**REQUIRED ACTION**
Looking at the records below, please work out how many lines contain the word "this" and give the number alone.

Data records for software interfaces

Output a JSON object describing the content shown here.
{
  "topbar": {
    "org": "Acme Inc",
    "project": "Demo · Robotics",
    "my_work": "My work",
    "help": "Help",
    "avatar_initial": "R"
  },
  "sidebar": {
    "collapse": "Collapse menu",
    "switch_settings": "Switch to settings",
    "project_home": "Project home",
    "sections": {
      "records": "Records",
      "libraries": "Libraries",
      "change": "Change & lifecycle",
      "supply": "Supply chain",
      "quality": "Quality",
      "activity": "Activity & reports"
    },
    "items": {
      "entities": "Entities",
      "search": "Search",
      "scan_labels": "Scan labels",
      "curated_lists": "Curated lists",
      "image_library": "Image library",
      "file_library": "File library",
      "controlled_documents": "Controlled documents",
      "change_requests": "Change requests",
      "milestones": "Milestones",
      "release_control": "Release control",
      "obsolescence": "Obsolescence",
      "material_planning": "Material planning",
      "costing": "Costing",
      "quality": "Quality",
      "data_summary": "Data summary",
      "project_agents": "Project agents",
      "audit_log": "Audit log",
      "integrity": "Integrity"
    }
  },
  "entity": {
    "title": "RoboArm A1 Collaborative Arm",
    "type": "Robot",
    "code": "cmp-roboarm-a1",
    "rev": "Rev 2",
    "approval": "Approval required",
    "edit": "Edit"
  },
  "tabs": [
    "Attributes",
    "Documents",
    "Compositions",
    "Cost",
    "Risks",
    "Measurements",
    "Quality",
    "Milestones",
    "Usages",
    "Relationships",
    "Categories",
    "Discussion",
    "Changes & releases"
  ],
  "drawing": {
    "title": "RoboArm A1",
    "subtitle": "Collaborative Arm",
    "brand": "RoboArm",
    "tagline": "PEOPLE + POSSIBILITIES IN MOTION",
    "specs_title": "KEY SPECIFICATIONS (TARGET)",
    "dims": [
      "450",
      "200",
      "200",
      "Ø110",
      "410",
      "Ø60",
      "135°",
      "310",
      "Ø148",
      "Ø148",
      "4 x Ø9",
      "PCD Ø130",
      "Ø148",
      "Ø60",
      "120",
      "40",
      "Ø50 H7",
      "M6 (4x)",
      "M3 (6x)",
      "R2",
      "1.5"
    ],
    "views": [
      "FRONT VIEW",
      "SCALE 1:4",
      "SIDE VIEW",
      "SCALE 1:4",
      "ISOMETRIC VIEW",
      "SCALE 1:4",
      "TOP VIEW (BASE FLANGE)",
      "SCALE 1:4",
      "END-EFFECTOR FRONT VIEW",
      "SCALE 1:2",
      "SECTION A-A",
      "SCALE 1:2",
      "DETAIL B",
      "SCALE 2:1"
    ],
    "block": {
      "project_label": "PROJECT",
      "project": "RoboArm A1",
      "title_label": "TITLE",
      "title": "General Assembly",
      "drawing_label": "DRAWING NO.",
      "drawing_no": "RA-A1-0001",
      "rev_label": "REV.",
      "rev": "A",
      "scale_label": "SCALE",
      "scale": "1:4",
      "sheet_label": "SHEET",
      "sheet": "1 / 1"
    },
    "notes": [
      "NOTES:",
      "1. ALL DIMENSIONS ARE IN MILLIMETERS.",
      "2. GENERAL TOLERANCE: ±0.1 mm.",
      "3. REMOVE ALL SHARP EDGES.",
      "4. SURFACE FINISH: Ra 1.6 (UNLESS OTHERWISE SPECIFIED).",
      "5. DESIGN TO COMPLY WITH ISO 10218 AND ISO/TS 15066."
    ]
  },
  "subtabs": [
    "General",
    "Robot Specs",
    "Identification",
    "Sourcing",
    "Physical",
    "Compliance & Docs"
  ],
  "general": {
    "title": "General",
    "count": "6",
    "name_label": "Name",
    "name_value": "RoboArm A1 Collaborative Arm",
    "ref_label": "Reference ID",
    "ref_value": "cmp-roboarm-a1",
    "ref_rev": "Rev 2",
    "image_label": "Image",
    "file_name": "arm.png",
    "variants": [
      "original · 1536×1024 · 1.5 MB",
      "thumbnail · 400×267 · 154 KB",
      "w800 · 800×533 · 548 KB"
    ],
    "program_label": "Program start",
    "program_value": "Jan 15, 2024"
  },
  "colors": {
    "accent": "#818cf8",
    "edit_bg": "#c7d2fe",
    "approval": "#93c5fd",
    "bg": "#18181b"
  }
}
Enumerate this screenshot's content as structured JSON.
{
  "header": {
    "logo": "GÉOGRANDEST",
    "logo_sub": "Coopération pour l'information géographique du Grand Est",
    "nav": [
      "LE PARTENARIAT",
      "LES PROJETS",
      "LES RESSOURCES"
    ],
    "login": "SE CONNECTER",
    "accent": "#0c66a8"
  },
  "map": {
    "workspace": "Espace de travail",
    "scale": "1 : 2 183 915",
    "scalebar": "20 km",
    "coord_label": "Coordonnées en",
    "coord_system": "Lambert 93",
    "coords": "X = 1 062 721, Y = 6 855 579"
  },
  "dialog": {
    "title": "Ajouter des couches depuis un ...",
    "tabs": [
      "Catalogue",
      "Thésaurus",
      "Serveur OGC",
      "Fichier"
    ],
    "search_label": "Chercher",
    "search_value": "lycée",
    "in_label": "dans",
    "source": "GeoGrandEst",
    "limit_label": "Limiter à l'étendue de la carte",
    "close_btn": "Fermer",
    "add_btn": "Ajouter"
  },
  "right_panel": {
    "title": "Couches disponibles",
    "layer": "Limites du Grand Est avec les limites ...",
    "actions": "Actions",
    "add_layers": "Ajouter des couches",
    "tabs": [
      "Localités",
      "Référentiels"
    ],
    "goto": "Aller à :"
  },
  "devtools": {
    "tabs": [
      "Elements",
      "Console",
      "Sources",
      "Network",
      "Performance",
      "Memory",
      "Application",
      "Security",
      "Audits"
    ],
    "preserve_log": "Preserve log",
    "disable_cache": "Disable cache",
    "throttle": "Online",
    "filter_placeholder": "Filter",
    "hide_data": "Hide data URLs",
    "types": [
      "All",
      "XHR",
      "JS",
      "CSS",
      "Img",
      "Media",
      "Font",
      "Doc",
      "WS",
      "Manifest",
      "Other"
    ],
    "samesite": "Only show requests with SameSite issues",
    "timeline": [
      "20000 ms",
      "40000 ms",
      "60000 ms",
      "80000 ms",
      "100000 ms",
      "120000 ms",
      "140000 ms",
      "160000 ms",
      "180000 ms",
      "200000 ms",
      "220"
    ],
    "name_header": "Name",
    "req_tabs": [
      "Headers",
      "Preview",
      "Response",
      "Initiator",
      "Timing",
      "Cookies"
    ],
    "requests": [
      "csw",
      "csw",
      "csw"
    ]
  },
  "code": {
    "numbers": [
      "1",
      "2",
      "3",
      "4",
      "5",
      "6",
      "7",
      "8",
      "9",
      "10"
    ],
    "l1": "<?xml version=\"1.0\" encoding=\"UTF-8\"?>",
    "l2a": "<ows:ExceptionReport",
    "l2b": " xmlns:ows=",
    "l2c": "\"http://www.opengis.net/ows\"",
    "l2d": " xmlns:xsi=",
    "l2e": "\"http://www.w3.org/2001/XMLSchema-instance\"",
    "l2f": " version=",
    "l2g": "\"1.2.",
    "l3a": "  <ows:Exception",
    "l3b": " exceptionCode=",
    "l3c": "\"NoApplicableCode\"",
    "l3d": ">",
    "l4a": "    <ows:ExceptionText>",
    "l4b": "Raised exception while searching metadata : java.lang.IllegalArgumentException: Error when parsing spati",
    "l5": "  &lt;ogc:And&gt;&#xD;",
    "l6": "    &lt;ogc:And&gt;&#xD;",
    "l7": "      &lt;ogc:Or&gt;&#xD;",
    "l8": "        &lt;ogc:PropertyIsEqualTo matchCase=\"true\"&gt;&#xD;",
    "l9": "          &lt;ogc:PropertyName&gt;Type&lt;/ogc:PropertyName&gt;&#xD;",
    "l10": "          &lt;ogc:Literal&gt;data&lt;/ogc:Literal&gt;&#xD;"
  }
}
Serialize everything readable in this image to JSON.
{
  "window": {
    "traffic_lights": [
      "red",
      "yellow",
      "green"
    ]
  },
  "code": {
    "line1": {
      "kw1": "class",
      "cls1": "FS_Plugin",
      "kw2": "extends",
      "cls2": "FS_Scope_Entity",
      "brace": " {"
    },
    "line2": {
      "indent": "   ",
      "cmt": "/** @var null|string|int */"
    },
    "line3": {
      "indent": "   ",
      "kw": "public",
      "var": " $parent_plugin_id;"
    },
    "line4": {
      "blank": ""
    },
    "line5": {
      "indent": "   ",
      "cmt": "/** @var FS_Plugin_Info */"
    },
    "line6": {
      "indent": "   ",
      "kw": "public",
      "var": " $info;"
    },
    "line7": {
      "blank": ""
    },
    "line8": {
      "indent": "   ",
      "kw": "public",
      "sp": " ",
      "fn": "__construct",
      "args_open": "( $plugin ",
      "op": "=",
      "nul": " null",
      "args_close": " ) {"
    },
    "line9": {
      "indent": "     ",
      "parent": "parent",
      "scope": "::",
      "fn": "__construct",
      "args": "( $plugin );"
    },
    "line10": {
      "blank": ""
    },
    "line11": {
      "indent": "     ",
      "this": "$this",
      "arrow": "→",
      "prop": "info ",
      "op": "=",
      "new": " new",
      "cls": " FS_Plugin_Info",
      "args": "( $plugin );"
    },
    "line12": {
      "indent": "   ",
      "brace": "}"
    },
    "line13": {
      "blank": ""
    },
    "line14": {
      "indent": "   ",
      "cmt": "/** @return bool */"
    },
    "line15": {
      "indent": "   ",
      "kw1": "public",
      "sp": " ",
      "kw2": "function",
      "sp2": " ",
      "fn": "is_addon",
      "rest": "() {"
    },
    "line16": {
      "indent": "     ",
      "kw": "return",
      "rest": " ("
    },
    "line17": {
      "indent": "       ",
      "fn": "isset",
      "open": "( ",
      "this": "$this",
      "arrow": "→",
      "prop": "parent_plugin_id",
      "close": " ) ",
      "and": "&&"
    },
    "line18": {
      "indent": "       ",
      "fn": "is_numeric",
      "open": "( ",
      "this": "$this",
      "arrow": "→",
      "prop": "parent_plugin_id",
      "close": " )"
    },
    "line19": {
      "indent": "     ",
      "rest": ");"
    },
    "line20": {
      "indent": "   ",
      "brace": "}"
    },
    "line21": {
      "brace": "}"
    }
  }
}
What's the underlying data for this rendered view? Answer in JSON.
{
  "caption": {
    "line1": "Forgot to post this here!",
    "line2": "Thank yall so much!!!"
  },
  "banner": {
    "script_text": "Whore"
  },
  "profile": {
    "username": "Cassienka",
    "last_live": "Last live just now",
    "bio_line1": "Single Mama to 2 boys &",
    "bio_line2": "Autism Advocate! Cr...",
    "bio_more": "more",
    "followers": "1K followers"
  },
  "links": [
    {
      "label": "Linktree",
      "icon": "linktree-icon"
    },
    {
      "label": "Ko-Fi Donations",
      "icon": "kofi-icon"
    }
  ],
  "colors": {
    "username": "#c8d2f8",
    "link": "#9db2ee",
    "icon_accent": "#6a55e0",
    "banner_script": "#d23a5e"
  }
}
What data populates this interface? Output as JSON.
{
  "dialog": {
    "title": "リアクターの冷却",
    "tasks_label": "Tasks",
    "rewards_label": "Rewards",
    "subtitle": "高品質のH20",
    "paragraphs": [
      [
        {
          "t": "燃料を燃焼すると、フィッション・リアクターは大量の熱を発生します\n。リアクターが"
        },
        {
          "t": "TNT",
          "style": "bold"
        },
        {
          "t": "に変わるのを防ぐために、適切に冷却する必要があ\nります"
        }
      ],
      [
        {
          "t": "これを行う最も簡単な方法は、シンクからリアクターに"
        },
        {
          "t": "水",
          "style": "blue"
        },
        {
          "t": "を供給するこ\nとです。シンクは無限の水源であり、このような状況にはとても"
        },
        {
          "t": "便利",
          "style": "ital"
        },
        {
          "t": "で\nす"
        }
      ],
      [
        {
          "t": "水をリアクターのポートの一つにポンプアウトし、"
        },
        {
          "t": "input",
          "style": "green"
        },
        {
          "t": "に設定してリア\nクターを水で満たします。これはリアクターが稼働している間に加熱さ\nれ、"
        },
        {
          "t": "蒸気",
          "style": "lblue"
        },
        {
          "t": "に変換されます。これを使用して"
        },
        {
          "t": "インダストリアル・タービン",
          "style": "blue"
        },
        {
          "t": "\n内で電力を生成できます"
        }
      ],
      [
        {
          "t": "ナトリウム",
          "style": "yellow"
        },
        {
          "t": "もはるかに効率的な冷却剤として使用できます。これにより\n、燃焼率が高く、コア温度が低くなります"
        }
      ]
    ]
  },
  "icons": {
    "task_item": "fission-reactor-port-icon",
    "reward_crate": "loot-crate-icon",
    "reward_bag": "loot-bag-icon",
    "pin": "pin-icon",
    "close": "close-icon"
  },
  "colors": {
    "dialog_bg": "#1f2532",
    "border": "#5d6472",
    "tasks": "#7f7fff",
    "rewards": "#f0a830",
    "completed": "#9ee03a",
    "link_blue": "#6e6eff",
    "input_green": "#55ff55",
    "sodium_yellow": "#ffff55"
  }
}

**EXERCISE RESULT**
8